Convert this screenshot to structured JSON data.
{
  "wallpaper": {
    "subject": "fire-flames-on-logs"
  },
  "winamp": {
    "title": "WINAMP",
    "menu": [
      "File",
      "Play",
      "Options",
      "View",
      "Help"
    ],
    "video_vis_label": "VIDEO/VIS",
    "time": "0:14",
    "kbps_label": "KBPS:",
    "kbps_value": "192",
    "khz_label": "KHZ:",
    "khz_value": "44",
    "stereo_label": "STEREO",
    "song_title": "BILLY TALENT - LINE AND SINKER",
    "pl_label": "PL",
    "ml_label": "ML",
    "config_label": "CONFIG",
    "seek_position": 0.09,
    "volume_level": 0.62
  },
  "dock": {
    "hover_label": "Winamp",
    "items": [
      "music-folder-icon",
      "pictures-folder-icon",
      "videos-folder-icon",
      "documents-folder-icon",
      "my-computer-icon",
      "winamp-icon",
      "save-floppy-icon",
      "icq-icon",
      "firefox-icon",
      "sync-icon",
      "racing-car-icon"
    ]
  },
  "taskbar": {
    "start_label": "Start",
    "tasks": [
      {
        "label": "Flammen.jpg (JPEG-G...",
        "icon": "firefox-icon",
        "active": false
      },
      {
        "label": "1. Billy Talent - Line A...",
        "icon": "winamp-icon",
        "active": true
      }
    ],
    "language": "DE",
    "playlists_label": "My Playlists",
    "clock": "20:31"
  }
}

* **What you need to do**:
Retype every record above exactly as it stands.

* **Output for this task**:
Convert this screenshot to structured JSON data.
{
  "wallpaper": {
    "subject": "fire-flames-on-logs"
  },
  "winamp": {
    "title": "WINAMP",
    "menu": [
      "File",
      "Play",
      "Options",
      "View",
      "Help"
    ],
    "video_vis_label": "VIDEO/VIS",
    "time": "0:14",
    "kbps_label": "KBPS:",
    "kbps_value": "192",
    "khz_label": "KHZ:",
    "khz_value": "44",
    "stereo_label": "STEREO",
    "song_title": "BILLY TALENT - LINE AND SINKER",
    "pl_label": "PL",
    "ml_label": "ML",
    "config_label": "CONFIG",
    "seek_position": 0.09,
    "volume_level": 0.62
  },
  "dock": {
    "hover_label": "Winamp",
    "items": [
      "music-folder-icon",
      "pictures-folder-icon",
      "videos-folder-icon",
      "documents-folder-icon",
      "my-computer-icon",
      "winamp-icon",
      "save-floppy-icon",
      "icq-icon",
      "firefox-icon",
      "sync-icon",
      "racing-car-icon"
    ]
  },
  "taskbar": {
    "start_label": "Start",
    "tasks": [
      {
        "label": "Flammen.jpg (JPEG-G...",
        "icon": "firefox-icon",
        "active": false
      },
      {
        "label": "1. Billy Talent - Line A...",
        "icon": "winamp-icon",
        "active": true
      }
    ],
    "language": "DE",
    "playlists_label": "My Playlists",
    "clock": "20:31"
  }
}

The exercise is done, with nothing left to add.